### [PROBLEM STATEMENT]
Working through the entries below, find how many lines include the string "children"; give only that number.

——

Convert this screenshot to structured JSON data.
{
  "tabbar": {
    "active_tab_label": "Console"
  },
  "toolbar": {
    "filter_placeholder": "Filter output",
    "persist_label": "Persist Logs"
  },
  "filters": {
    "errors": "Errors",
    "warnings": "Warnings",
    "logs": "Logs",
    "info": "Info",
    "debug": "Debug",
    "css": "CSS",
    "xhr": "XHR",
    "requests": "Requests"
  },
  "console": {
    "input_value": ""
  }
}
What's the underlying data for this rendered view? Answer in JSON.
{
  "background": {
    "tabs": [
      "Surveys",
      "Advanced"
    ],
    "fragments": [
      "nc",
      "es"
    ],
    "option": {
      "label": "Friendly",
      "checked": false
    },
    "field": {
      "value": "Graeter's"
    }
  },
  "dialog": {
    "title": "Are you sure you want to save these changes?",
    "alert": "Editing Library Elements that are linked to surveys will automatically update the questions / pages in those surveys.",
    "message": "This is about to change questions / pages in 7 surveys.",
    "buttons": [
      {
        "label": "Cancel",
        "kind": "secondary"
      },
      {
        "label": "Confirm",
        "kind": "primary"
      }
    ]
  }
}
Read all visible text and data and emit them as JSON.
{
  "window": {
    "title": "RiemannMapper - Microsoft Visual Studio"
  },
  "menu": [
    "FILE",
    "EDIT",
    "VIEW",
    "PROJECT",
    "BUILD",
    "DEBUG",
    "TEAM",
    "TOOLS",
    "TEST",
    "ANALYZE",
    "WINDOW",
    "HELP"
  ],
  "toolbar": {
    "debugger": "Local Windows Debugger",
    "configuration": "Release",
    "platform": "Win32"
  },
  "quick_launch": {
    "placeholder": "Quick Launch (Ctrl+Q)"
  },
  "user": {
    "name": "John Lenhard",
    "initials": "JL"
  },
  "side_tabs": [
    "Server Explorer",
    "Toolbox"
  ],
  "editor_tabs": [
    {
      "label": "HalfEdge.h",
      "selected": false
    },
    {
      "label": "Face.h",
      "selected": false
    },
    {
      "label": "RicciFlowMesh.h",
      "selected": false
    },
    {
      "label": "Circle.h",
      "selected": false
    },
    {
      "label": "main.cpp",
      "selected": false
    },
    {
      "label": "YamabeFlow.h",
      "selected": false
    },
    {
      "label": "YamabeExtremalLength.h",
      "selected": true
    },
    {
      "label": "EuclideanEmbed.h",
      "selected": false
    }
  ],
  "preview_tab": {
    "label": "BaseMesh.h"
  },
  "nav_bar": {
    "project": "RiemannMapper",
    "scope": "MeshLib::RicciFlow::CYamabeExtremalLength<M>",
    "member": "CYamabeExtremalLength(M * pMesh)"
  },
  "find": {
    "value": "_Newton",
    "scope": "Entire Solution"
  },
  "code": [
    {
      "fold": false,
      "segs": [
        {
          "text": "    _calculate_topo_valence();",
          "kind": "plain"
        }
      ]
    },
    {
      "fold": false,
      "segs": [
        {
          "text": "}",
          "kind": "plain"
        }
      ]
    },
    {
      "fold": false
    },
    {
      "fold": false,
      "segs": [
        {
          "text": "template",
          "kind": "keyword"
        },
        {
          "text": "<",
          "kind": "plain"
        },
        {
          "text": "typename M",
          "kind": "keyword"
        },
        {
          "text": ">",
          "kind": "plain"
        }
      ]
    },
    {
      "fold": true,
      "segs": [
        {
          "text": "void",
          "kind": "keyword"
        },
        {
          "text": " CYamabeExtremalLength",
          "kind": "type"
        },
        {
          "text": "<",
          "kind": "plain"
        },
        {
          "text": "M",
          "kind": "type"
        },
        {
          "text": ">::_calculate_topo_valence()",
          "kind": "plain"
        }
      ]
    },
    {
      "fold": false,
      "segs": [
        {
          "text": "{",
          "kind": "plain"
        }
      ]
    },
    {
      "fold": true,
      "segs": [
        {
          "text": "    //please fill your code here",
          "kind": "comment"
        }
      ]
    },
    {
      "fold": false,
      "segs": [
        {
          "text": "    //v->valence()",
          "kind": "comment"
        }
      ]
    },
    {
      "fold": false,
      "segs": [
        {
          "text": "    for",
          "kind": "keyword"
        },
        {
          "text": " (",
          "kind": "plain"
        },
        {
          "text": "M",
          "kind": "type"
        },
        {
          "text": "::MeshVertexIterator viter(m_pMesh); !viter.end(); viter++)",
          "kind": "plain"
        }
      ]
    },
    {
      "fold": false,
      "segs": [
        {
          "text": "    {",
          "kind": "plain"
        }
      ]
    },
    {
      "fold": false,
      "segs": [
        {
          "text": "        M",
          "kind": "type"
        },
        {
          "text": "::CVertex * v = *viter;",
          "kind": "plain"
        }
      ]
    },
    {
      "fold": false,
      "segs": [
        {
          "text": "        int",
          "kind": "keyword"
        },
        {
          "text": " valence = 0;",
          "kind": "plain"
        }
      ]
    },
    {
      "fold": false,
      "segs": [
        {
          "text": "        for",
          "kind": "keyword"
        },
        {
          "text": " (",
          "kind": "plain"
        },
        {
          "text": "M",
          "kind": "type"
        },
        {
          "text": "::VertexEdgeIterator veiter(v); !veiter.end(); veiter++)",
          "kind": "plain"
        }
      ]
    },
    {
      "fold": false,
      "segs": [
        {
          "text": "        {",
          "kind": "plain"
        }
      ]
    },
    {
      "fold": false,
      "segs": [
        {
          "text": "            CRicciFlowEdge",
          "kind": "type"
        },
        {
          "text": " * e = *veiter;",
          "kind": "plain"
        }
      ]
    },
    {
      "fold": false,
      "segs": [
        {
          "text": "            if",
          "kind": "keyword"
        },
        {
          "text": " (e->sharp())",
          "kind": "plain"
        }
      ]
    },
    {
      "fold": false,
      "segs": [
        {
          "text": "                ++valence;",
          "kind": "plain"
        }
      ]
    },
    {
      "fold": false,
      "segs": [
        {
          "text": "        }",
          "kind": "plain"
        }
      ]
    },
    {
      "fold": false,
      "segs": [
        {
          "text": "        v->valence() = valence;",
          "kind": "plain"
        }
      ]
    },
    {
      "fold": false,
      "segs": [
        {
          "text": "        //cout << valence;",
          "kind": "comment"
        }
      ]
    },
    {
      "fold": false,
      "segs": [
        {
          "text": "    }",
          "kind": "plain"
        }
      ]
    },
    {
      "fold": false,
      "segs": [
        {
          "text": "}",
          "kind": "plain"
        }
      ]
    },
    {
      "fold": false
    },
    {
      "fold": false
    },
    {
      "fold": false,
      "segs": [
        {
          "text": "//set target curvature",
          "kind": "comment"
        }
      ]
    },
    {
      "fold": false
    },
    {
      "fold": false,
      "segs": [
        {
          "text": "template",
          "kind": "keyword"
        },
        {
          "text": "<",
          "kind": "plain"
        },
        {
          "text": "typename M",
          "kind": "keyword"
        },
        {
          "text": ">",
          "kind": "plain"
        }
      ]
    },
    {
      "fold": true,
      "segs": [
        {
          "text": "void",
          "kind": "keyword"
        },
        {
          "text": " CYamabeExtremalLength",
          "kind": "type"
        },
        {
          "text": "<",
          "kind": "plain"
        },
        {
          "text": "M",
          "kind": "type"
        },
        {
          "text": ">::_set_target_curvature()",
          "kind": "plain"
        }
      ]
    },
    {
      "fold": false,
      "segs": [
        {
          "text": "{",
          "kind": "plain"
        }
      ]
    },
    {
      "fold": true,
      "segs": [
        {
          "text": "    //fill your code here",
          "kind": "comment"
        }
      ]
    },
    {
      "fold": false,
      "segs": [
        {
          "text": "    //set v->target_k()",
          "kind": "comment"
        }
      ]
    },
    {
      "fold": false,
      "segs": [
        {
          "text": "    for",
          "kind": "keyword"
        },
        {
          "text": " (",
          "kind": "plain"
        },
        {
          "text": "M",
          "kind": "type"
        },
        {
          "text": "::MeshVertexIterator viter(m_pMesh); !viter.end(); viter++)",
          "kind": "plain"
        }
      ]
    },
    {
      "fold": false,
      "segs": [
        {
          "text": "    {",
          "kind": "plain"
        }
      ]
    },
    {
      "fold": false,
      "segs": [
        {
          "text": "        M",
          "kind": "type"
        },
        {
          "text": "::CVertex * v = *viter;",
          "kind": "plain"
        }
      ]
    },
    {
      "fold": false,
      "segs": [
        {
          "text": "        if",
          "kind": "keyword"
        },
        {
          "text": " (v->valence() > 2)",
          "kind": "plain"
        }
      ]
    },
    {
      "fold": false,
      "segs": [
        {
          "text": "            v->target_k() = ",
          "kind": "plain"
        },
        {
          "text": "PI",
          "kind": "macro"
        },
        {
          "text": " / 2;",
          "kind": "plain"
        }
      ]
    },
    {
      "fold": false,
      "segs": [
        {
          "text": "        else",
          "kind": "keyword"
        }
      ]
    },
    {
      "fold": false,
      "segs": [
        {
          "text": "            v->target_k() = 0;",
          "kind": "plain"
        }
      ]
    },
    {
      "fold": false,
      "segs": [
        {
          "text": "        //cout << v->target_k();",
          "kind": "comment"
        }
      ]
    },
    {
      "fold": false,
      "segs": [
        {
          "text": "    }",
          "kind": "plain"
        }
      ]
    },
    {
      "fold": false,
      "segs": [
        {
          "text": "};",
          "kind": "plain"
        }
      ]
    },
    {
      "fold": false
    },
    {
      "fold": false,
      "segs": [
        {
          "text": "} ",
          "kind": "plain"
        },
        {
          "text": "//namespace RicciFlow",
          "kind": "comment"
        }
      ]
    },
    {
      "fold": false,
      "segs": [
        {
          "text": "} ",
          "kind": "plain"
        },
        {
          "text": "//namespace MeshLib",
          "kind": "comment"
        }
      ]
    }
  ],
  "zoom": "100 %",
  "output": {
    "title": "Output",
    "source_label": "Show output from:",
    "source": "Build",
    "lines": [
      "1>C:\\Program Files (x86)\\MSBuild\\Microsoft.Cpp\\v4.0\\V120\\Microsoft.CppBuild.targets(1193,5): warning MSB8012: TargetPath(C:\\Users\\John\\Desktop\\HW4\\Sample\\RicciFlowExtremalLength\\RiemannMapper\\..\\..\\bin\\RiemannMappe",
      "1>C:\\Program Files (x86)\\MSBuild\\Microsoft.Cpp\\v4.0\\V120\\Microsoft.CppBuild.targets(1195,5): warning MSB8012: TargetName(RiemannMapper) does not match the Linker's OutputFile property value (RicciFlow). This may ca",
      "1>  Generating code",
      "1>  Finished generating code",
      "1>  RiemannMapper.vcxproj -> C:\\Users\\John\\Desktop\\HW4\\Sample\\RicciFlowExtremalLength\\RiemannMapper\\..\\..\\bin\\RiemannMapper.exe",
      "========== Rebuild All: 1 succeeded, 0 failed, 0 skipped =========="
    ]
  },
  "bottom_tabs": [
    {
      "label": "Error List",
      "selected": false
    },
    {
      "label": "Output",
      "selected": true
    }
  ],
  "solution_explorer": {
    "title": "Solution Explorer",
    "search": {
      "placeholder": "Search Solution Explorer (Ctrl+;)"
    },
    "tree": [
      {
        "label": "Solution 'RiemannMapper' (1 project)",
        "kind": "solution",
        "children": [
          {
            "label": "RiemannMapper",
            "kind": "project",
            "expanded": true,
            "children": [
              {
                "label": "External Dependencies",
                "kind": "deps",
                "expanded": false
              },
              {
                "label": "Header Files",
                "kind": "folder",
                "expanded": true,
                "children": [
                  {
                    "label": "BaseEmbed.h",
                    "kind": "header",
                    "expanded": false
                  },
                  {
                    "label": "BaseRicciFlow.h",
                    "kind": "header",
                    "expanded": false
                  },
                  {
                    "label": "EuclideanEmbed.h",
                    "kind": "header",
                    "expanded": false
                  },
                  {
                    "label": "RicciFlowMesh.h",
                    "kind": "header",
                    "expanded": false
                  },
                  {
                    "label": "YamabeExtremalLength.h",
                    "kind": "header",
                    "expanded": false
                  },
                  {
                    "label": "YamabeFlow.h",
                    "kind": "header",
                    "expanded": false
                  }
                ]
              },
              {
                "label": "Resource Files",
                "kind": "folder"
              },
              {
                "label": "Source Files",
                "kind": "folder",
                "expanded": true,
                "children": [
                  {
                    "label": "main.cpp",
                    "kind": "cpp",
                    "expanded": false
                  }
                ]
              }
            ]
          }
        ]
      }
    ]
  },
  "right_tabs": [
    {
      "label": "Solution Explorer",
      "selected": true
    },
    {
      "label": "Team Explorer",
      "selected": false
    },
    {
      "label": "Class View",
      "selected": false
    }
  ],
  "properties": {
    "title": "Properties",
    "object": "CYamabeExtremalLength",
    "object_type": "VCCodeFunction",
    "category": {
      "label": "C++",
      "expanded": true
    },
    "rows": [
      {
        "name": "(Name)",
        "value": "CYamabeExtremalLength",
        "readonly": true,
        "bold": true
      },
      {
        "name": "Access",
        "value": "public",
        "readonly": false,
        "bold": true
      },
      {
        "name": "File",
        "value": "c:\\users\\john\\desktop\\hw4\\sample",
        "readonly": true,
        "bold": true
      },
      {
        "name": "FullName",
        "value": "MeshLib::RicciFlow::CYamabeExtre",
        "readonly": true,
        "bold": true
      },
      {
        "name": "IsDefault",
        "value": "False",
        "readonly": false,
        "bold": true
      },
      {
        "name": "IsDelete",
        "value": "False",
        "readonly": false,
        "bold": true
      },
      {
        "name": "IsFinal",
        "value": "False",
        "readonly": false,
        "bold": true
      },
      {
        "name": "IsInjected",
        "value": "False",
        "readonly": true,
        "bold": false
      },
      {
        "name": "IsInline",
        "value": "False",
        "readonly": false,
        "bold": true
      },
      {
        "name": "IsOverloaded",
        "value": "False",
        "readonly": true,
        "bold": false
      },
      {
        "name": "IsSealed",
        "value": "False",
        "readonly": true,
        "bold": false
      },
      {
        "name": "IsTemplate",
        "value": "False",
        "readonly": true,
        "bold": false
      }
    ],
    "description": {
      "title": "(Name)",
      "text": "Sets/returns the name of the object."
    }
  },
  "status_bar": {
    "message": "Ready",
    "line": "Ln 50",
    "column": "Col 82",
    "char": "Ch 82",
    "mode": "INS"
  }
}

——

### [OUTPUT BELOW]
4